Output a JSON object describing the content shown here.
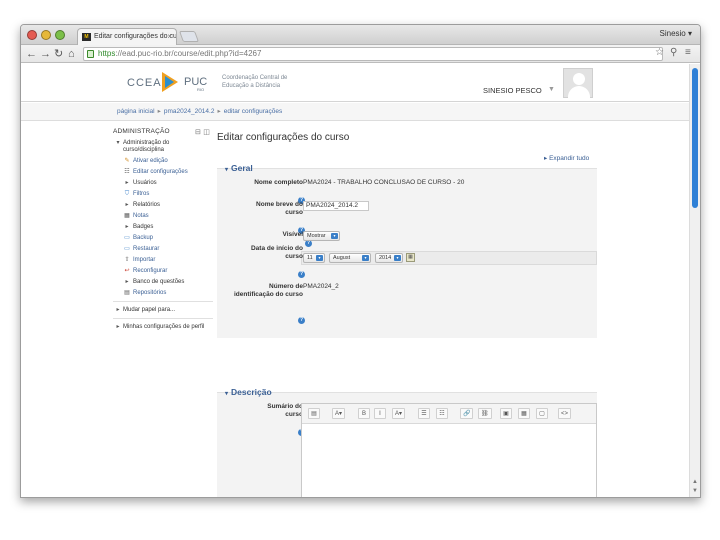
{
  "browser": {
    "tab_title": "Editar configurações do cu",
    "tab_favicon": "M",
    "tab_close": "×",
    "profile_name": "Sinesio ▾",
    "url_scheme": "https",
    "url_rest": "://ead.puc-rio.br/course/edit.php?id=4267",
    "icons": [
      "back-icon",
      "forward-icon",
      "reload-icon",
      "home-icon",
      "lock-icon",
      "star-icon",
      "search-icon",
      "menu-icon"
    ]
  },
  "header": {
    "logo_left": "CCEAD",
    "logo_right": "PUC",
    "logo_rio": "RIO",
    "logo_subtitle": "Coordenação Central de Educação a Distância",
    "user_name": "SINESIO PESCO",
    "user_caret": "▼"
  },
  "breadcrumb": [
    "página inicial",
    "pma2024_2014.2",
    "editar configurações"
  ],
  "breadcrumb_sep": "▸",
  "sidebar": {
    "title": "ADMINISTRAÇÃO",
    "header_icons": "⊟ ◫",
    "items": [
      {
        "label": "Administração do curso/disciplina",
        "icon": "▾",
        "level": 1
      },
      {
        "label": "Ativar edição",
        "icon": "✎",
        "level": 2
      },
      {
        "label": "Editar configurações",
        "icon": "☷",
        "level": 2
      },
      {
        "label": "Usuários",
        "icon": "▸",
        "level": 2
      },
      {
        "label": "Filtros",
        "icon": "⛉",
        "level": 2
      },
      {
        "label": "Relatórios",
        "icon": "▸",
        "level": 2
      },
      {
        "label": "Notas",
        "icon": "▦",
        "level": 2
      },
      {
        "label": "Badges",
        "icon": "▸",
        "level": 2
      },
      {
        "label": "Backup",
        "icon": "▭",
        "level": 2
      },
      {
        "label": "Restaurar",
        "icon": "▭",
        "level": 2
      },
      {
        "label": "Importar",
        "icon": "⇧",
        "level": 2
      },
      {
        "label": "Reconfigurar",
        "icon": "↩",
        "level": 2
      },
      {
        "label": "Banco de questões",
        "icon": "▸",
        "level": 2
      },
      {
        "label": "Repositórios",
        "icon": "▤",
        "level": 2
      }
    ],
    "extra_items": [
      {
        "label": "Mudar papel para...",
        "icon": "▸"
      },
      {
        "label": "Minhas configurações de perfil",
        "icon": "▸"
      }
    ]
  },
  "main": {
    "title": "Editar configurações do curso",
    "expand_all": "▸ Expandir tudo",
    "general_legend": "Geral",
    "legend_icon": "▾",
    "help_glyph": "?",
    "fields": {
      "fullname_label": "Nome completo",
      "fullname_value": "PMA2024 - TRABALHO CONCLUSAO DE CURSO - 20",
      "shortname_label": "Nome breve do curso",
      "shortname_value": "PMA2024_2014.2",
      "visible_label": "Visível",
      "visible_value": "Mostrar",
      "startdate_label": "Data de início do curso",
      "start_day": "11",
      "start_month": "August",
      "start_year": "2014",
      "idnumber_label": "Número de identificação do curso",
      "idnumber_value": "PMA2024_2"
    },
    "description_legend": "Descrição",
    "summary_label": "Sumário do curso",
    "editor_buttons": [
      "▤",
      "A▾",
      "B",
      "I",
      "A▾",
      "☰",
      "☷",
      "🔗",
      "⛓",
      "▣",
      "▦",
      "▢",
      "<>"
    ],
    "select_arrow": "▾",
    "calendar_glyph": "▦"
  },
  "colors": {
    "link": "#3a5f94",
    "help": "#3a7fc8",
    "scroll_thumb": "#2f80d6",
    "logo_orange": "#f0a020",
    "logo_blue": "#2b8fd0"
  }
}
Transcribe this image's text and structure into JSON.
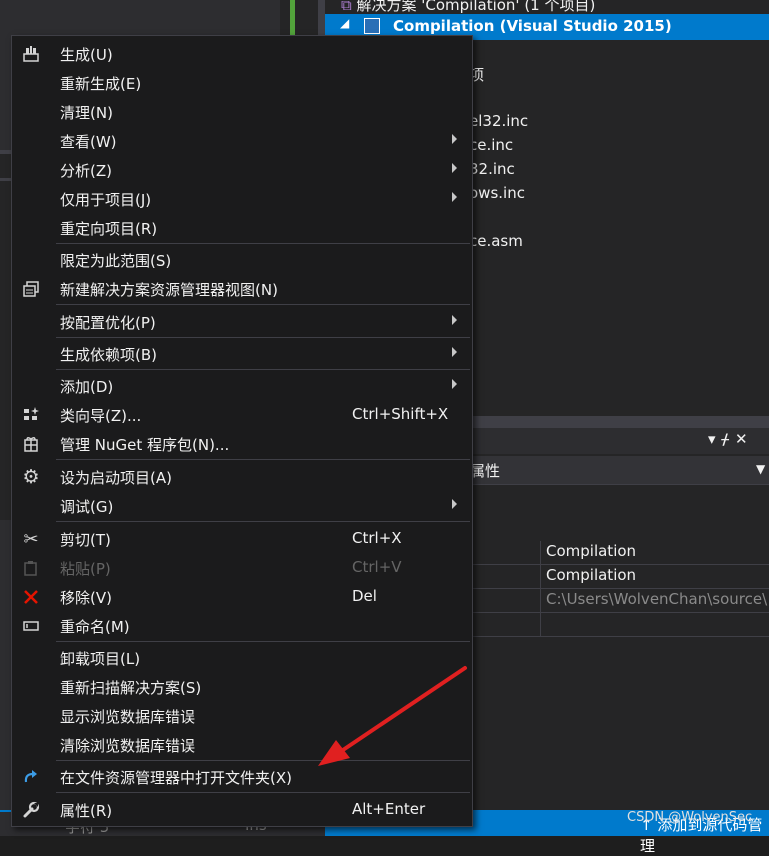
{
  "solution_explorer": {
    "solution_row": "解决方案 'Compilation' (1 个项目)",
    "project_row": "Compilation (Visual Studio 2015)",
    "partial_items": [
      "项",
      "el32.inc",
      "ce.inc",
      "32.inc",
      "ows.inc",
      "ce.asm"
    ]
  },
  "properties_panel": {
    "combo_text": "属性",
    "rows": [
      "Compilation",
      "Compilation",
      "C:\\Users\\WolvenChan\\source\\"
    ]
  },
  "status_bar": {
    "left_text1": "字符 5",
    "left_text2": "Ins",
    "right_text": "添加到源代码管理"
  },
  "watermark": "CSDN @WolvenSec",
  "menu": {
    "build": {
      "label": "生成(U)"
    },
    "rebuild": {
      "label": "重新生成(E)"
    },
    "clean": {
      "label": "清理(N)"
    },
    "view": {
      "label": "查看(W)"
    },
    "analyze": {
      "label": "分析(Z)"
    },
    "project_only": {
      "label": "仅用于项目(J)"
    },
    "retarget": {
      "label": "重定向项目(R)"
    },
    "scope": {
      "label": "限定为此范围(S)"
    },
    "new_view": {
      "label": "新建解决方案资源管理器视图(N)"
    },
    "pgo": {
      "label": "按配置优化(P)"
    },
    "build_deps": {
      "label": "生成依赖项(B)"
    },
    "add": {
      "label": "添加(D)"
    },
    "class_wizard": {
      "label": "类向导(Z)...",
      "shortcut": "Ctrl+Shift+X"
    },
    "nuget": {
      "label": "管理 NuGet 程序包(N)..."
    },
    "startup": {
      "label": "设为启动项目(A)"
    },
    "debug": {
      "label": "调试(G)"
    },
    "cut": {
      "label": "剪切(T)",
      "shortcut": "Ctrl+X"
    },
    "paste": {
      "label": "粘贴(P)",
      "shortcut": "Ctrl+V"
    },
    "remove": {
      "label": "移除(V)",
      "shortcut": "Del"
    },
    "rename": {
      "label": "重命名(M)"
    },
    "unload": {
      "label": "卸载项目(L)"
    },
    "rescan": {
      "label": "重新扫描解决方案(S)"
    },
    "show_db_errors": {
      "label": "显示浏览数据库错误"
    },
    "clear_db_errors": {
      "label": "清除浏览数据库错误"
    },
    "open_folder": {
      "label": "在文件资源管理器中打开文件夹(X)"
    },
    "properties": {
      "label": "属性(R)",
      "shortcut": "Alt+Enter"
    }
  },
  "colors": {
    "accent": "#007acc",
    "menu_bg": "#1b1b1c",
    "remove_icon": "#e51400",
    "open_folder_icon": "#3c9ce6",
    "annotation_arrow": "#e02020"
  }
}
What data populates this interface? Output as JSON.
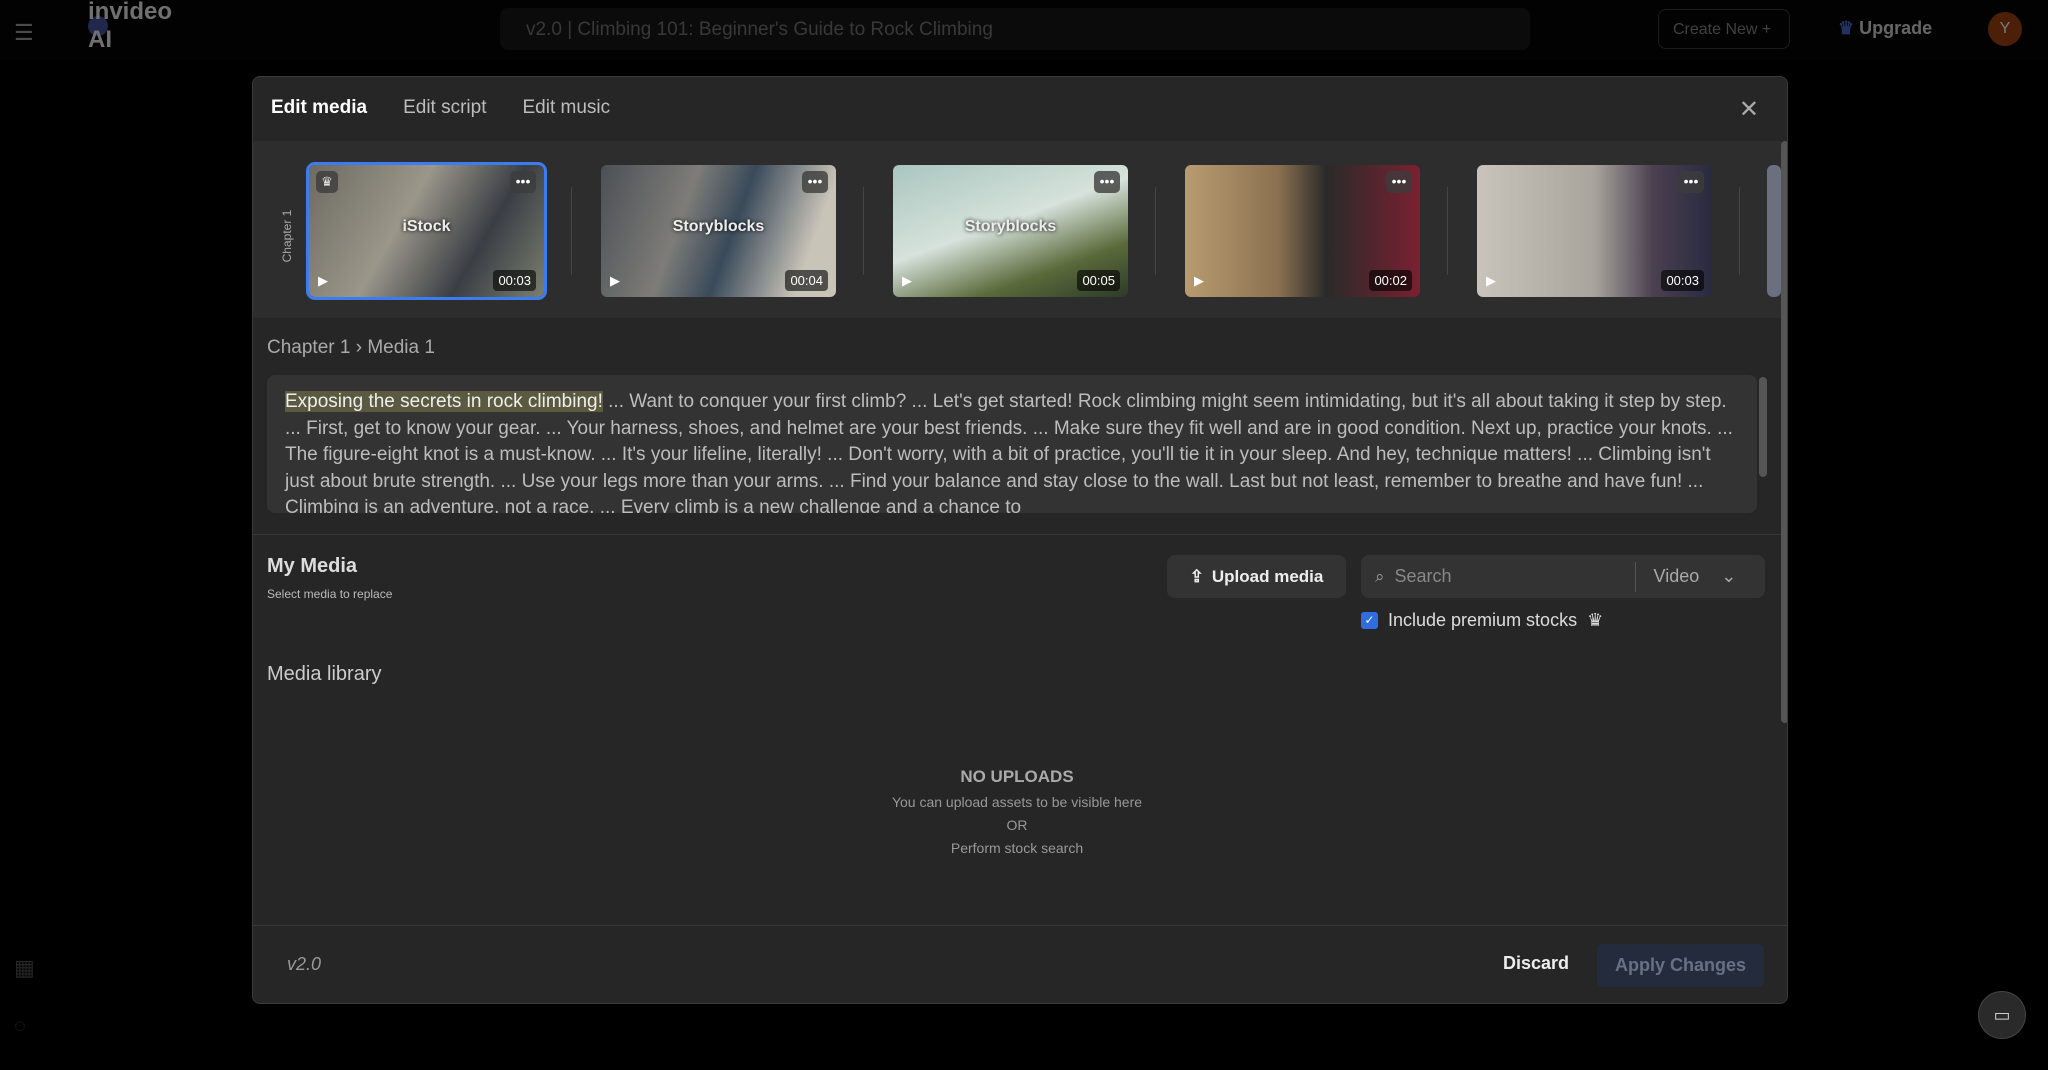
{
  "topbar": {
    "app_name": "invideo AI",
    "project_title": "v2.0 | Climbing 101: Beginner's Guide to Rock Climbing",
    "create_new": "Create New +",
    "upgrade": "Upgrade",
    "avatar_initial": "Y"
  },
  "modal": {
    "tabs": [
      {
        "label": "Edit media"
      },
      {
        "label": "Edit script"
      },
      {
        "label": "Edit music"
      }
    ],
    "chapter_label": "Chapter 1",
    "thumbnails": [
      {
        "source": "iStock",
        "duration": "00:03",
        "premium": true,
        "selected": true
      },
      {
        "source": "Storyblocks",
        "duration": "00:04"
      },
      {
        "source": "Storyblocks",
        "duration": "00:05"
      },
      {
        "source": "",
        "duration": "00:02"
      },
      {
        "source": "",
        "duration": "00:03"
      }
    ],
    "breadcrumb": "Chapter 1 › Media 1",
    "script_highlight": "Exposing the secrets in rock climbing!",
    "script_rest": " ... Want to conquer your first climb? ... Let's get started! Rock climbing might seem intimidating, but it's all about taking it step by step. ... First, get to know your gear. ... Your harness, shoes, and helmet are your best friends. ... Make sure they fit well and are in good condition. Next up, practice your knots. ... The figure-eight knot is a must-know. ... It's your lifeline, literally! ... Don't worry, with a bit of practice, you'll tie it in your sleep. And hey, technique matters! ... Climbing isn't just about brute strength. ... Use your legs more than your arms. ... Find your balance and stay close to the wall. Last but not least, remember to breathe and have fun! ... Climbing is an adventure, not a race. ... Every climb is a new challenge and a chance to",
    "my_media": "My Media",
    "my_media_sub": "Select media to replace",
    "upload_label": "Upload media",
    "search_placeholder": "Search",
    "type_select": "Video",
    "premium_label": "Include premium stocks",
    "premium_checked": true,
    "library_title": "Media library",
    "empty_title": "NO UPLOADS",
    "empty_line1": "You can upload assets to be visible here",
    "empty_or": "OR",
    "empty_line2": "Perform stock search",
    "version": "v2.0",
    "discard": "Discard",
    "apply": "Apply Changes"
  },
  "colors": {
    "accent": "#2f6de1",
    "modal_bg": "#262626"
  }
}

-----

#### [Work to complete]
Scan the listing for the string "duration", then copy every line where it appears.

#### [Task solution]
        "duration": "00:03",
        "duration": "00:04"
        "duration": "00:05"
        "duration": "00:02"
        "duration": "00:03"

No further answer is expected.